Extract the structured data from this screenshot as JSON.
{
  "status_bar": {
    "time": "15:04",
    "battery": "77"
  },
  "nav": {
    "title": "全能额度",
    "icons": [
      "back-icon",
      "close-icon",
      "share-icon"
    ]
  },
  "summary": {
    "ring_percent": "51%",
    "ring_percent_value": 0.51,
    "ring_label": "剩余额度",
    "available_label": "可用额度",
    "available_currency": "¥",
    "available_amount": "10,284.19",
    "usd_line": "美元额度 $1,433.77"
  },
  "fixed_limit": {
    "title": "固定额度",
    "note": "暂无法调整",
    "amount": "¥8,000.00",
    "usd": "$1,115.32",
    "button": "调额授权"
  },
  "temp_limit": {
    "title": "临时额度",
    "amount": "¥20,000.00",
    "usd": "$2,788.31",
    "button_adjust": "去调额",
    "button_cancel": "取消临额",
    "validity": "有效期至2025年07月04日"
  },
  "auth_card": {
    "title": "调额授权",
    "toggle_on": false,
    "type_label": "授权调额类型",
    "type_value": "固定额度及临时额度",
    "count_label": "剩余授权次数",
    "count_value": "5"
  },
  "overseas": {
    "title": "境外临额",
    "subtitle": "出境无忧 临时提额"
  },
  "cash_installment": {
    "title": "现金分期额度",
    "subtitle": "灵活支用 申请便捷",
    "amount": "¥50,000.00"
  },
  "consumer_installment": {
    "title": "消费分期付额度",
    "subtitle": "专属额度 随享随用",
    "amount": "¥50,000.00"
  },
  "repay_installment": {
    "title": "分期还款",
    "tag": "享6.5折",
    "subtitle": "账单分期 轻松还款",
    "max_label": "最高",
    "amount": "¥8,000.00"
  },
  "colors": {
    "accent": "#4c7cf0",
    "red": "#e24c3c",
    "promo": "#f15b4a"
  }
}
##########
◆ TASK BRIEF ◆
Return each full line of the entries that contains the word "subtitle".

◆ SOLUTION TO THE PROBLEM ◆
    "subtitle": "出境无忧 临时提额"
    "subtitle": "灵活支用 申请便捷",
    "subtitle": "专属额度 随享随用",
    "subtitle": "账单分期 轻松还款",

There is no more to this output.